_The problem_:
Give all the data again exactly.

_Dataset content_:

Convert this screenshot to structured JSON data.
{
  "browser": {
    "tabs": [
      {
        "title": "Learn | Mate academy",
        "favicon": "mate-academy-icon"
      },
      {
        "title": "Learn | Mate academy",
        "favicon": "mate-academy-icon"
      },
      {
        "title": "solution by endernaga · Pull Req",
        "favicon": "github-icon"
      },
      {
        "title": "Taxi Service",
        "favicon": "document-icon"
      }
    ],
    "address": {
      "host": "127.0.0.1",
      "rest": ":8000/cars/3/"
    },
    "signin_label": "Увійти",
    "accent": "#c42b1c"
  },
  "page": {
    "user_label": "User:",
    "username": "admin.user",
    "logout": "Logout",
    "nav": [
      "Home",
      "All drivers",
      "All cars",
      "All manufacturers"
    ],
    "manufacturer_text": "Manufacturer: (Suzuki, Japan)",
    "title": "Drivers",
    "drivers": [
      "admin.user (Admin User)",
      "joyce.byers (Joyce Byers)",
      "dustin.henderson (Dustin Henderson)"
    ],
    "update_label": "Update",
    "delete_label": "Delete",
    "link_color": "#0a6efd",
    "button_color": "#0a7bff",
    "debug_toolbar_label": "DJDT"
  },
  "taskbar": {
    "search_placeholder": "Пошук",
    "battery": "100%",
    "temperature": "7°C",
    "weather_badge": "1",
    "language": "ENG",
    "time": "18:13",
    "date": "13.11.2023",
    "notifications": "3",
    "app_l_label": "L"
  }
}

_Answer for this exercise_:
Convert this screenshot to structured JSON data.
{
  "browser": {
    "tabs": [
      {
        "title": "Learn | Mate academy",
        "favicon": "mate-academy-icon"
      },
      {
        "title": "Learn | Mate academy",
        "favicon": "mate-academy-icon"
      },
      {
        "title": "solution by endernaga · Pull Req",
        "favicon": "github-icon"
      },
      {
        "title": "Taxi Service",
        "favicon": "document-icon"
      }
    ],
    "address": {
      "host": "127.0.0.1",
      "rest": ":8000/cars/3/"
    },
    "signin_label": "Увійти",
    "accent": "#c42b1c"
  },
  "page": {
    "user_label": "User:",
    "username": "admin.user",
    "logout": "Logout",
    "nav": [
      "Home",
      "All drivers",
      "All cars",
      "All manufacturers"
    ],
    "manufacturer_text": "Manufacturer: (Suzuki, Japan)",
    "title": "Drivers",
    "drivers": [
      "admin.user (Admin User)",
      "joyce.byers (Joyce Byers)",
      "dustin.henderson (Dustin Henderson)"
    ],
    "update_label": "Update",
    "delete_label": "Delete",
    "link_color": "#0a6efd",
    "button_color": "#0a7bff",
    "debug_toolbar_label": "DJDT"
  },
  "taskbar": {
    "search_placeholder": "Пошук",
    "battery": "100%",
    "temperature": "7°C",
    "weather_badge": "1",
    "language": "ENG",
    "time": "18:13",
    "date": "13.11.2023",
    "notifications": "3",
    "app_l_label": "L"
  }
}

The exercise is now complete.